Sadly, this might have been the last day this year I would have an opportunity to kayak. Who knows what the coming days or weeks will bring?
My last thought on First and Last…today 28 years ago my first son was born in the shadow of Mount Rainer in Washington State. Happy Birthday son!
I did mix Dutch and English a bit in this title. I played with the two languages and a play on the words time and thyme (a garden plant). Hopefully it didn’t confuse my readers too much.
We headed out on Friday (the Hubby took a day off, he is working from home so this time outside of the house was needed. It felt like a day off for both of us) to Aalsmeer to the Historische Tuin (Historic Garden) where I normally volunteer each summer.
As you might have guessed normal is not normal and volunteer work is also affected. The issue with gardens that depend almost solely on volunteer workers to maintain the areas is that the garden (nature) doesn’t know there is a lurking virus. The workers (volunteers) are mostly over the age of 65 and thus puts them into the high risk group. Since I have underlying conditions that could also place me in a higher risk group, I contacted the manager in early March and told him that I would not be coming to volunteer until the rules were relaxed a bit.
This is how I social distance from the Hubby
That started to happen today. All grade school children to age 12 went back to school! Could you hear the sigh of relief from parents? The Dutch ministry is going step by step on reopening the country. The biggest near future issues that need to be solved will be with public transport, the aviation industry, and large events like soccer games or music concerts.
I made an appointment to tour the garden and take some pictures for this blog. Being the only one (with the Hubby) inside the gardens was a real treat since we haven’t been out much since this all started in March. The gardens have been working with a small skeleton crew of regular volunteers since the Prime Minister shut the country down. Some activities like the yearly plant sale were cancelled. But, like I stated, the garden continues to need attention and I was ready to see how bad things were with the limited work force.
Oh NO! He found me!!!
I was surprised! It wasn’t the normal for this time of the year but it was in great shape considering the limits that were placed on this institution with the start of the virus.
Inside one of the green houses that was newly remodeled.
Here are a few of the pictures of the gardens as it looks right now. There is not a date as of right now if or when it will be opened to the public, but when it does I would like to ask each of you (if possible) to visit.
Inside another newly remodeled green house these clematis were mostly lost two winters ago do to the poor conditions in the dated greenhouses. Now they are flourishing in this new environment.
The greenhouse rose gardens are in full bloom.
A sample of the greenhouse roses.
One of the hundreds of Lilacs in full bloom
One of my favorites as it reminds me of Minnesota, Iris in full bloom.
Flowers and Thyme
As we finished with our photo tour the Hubby and I ordered “take away” coffee and scones from the Historische Tuin Restaurant which has had to find a new way to keep in business while still maintaining social distancing.
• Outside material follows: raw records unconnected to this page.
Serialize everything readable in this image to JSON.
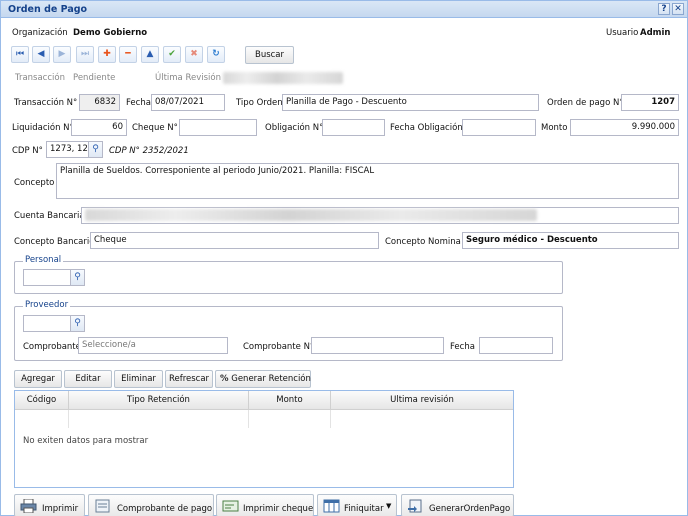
{
  "window": {
    "title": "Orden de Pago",
    "help_label": "?",
    "close_label": "✕"
  },
  "header": {
    "org_label": "Organización",
    "org_value": "Demo Gobierno",
    "user_label": "Usuario",
    "user_value": "Admin"
  },
  "toolbar": {
    "search_label": "Buscar"
  },
  "status": {
    "transaccion_label": "Transacción",
    "estado": "Pendiente",
    "ultima_revision_label": "Última Revisión"
  },
  "form": {
    "transaccion_label": "Transacción N°",
    "transaccion_value": "6832",
    "fecha_label": "Fecha",
    "fecha_value": "08/07/2021",
    "tipo_orden_label": "Tipo Orden",
    "tipo_orden_value": "Planilla de Pago - Descuento",
    "orden_pago_label": "Orden de pago N°",
    "orden_pago_value": "1207",
    "liquidacion_label": "Liquidación N°",
    "liquidacion_value": "60",
    "cheque_label": "Cheque N°",
    "cheque_value": "",
    "obligacion_label": "Obligación N°",
    "obligacion_value": "",
    "fecha_obligacion_label": "Fecha Obligación",
    "fecha_obligacion_value": "",
    "monto_label": "Monto",
    "monto_value": "9.990.000",
    "cdp_label": "CDP N°",
    "cdp_value": "1273, 12",
    "cdp_note": "CDP N° 2352/2021",
    "concepto_label": "Concepto",
    "concepto_value": "Planilla de Sueldos.  Corresponiente al periodo Junio/2021. Planilla: FISCAL",
    "cuenta_label": "Cuenta Bancaria",
    "concepto_bancario_label": "Concepto Bancario",
    "concepto_bancario_value": "Cheque",
    "concepto_nomina_label": "Concepto Nomina",
    "concepto_nomina_value": "Seguro médico - Descuento"
  },
  "personal": {
    "legend": "Personal"
  },
  "proveedor": {
    "legend": "Proveedor",
    "comprobante_label": "Comprobante",
    "comprobante_placeholder": "Seleccione/a",
    "comprobante_n_label": "Comprobante N°",
    "fecha_label": "Fecha"
  },
  "grid_toolbar": {
    "agregar": "Agregar",
    "editar": "Editar",
    "eliminar": "Eliminar",
    "refrescar": "Refrescar",
    "generar": "Generar Retención"
  },
  "grid": {
    "columns": [
      "Código",
      "Tipo Retención",
      "Monto",
      "Ultima revisión"
    ],
    "empty_text": "No exiten datos para mostrar"
  },
  "bottom": {
    "imprimir": "Imprimir",
    "comprobante_pago": "Comprobante de pago",
    "imprimir_cheque": "Imprimir cheque",
    "finiquitar": "Finiquitar",
    "generar_orden": "GenerarOrdenPago"
  },
  "icons": {
    "first": "first-icon",
    "prev": "prev-icon",
    "next": "next-icon",
    "last": "last-icon",
    "add": "plus-icon",
    "remove": "minus-icon",
    "up": "up-icon",
    "accept": "check-icon",
    "cancel": "x-icon",
    "refresh": "refresh-icon",
    "search": "magnifier-icon"
  },
  "colors": {
    "title": "#15428b",
    "border": "#99bbe8",
    "add": "#e8541c",
    "accept": "#4aa23a"
  }
}
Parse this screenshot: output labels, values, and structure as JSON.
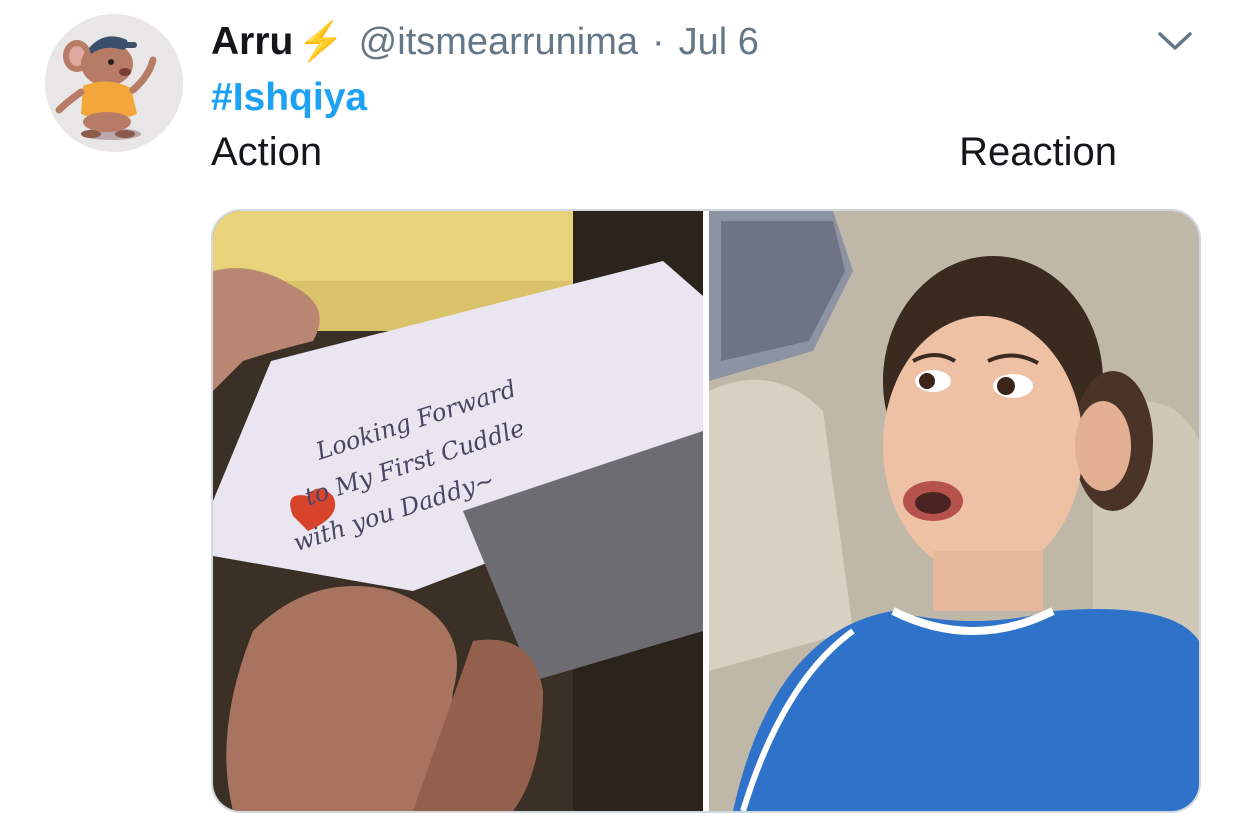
{
  "tweet": {
    "display_name": "Arru",
    "name_emoji": "⚡",
    "handle": "@itsmearrunima",
    "separator": "·",
    "date": "Jul 6",
    "hashtag": "#Ishqiya",
    "text_left": "Action",
    "text_right": "Reaction"
  },
  "media": {
    "left_card_text": [
      "Looking Forward",
      "to My First Cuddle",
      "with you Daddy~"
    ]
  },
  "colors": {
    "hashtag": "#1da1f2",
    "meta": "#657786",
    "text": "#14171a",
    "bolt": "#f5a623"
  },
  "icons": {
    "caret": "chevron-down-icon",
    "bolt": "lightning-emoji"
  }
}
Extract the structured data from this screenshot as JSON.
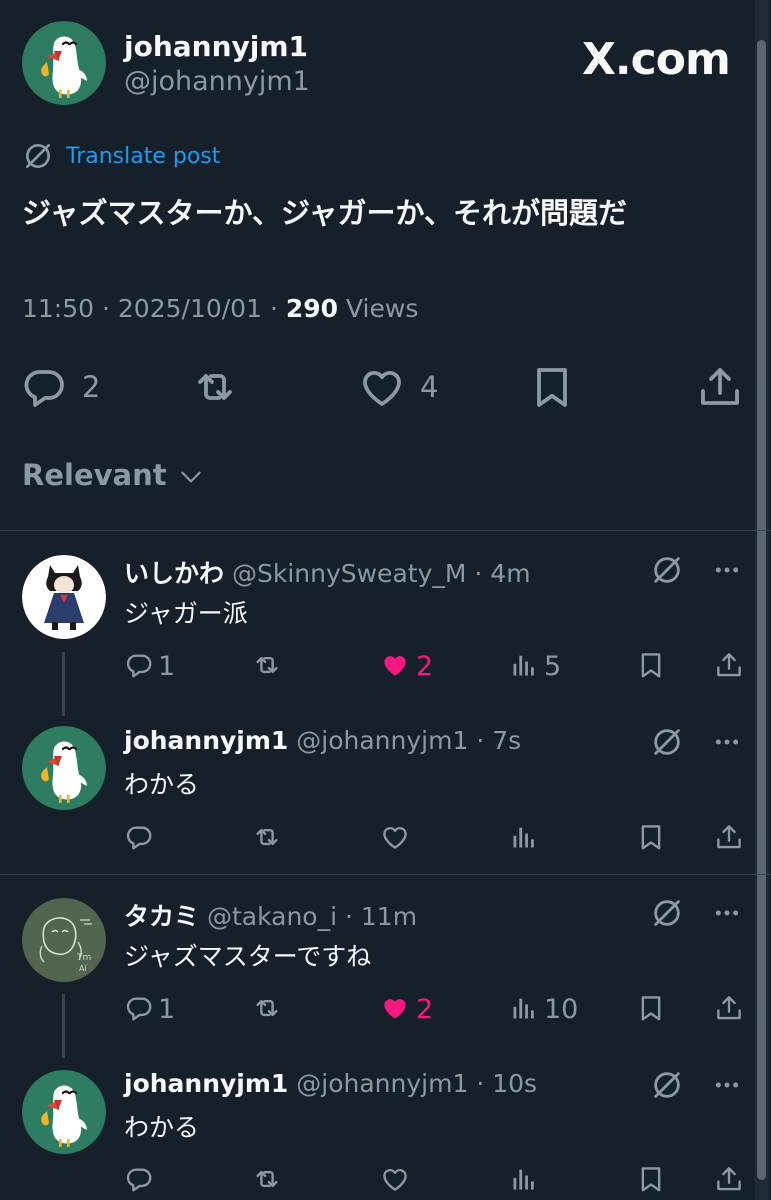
{
  "brand": {
    "logo_text": "X.com"
  },
  "post": {
    "display_name": "johannyjm1",
    "handle": "@johannyjm1",
    "translate_label": "Translate post",
    "text": "ジャズマスターか、ジャガーか、それが問題だ",
    "time": "11:50",
    "sep1": "·",
    "date": "2025/10/01",
    "sep2": "·",
    "views_count": "290",
    "views_label": "Views",
    "reply_count": "2",
    "like_count": "4"
  },
  "sort": {
    "label": "Relevant"
  },
  "replies": [
    {
      "display_name": "いしかわ",
      "handle": "@SkinnySweaty_M",
      "sep": "·",
      "age": "4m",
      "text": "ジャガー派",
      "reply_count": "1",
      "like_count": "2",
      "view_count": "5",
      "liked": true
    },
    {
      "display_name": "johannyjm1",
      "handle": "@johannyjm1",
      "sep": "·",
      "age": "7s",
      "text": "わかる"
    },
    {
      "display_name": "タカミ",
      "handle": "@takano_i",
      "sep": "·",
      "age": "11m",
      "text": "ジャズマスターですね",
      "reply_count": "1",
      "like_count": "2",
      "view_count": "10",
      "liked": true
    },
    {
      "display_name": "johannyjm1",
      "handle": "@johannyjm1",
      "sep": "·",
      "age": "10s",
      "text": "わかる"
    }
  ],
  "colors": {
    "background": "#15202b",
    "text": "#f7f9f9",
    "muted": "#8b98a5",
    "link": "#1d9bf0",
    "like": "#f91880",
    "avatar_green": "#2e7c61"
  }
}
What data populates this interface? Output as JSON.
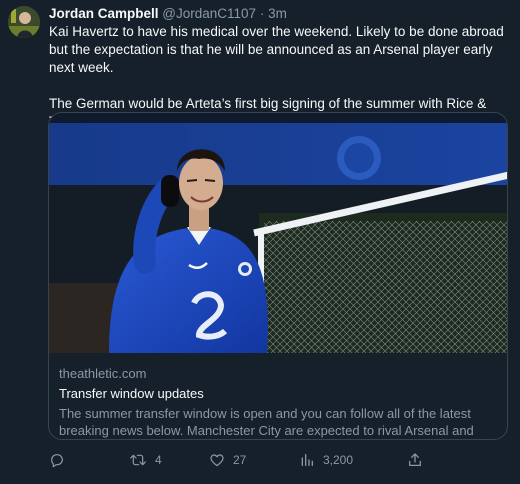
{
  "author": {
    "name": "Jordan Campbell",
    "handle": "@JordanC1107",
    "separator": "·",
    "time": "3m"
  },
  "tweet": {
    "paragraphs": [
      "Kai Havertz to have his medical over the weekend. Likely to be done abroad but the expectation is that he will be announced as an Arsenal player early next week.",
      "The German would be Arteta’s first big signing of the summer with Rice & Timber ongoing."
    ]
  },
  "card": {
    "image_icon": "football-player-photo",
    "domain": "theathletic.com",
    "title": "Transfer window updates",
    "description": "The summer transfer window is open and you can follow all of the latest breaking news below. Manchester City are expected to rival Arsenal and ma..."
  },
  "actions": {
    "reply": {
      "icon": "reply-icon",
      "count": ""
    },
    "retweet": {
      "icon": "retweet-icon",
      "count": "4"
    },
    "like": {
      "icon": "heart-icon",
      "count": "27"
    },
    "views": {
      "icon": "views-icon",
      "count": "3,200"
    },
    "share": {
      "icon": "share-icon",
      "count": ""
    }
  },
  "colors": {
    "background": "#15202b",
    "text": "#f7f9f9",
    "muted": "#8b98a5",
    "border": "#38444d",
    "chelsea_blue": "#1d49b8"
  }
}
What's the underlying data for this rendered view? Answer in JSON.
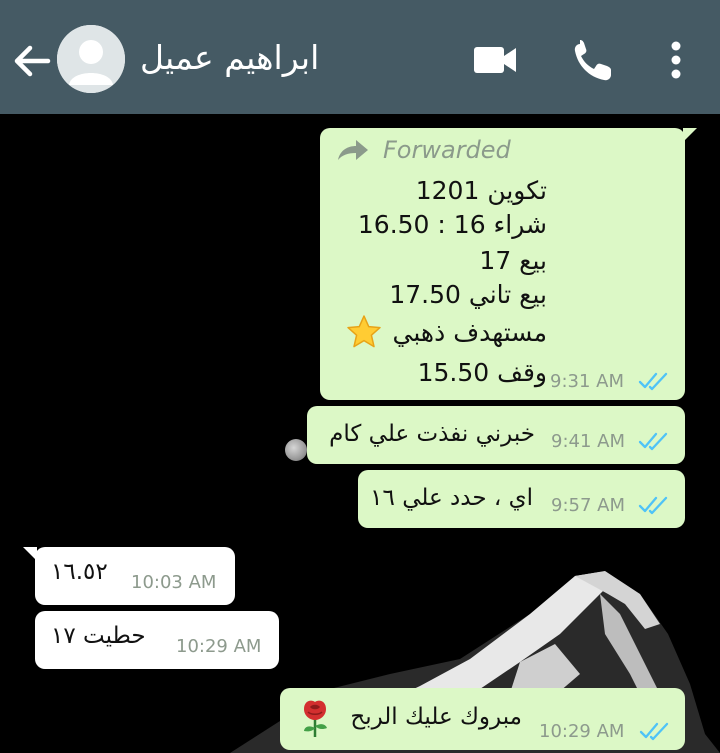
{
  "header": {
    "contact_name": "ابراهيم عميل",
    "background": "#455a64"
  },
  "icons": {
    "back": "arrow-back-icon",
    "avatar": "default-avatar-icon",
    "video": "video-camera-icon",
    "call": "phone-icon",
    "menu": "vertical-dots-icon",
    "forward": "forward-arrow-icon",
    "ticks": "double-check-read-icon",
    "star": "star-emoji",
    "rose": "rose-emoji"
  },
  "colors": {
    "outgoing_bubble": "#dcf8c6",
    "incoming_bubble": "#ffffff",
    "read_ticks": "#4fc3f7",
    "chat_background": "#000000"
  },
  "messages": [
    {
      "direction": "outgoing",
      "forwarded_label": "Forwarded",
      "lines": [
        "تكوين 1201",
        "شراء 16 : 16.50",
        "بيع 17",
        "بيع تاني 17.50",
        "مستهدف ذهبي",
        "وقف 15.50"
      ],
      "time": "9:31 AM"
    },
    {
      "direction": "outgoing",
      "text": "خبرني نفذت علي كام",
      "time": "9:41 AM"
    },
    {
      "direction": "outgoing",
      "text": "اي ، حدد علي ١٦",
      "time": "9:57 AM"
    },
    {
      "direction": "incoming",
      "text": "١٦.٥٢",
      "time": "10:03 AM"
    },
    {
      "direction": "incoming",
      "text": "حطيت ١٧",
      "time": "10:29 AM"
    },
    {
      "direction": "outgoing",
      "text": "مبروك عليك الربح",
      "time": "10:29 AM"
    }
  ]
}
We enjoyed the backdrop of the Aalsmeer windmill and watched the boats on the canal as we sat on the bench outside the Historische Tuin. It was a perfect outing for a day off of work in these strange new times.
A special thanks to Historische Tuin Garden Manager, Dick Maarsen who approved my afternoon of photojournalism at the Historische Tuin. He and his team of limited volunteers will continue to maintain the gardens until they reopen sometime in the future.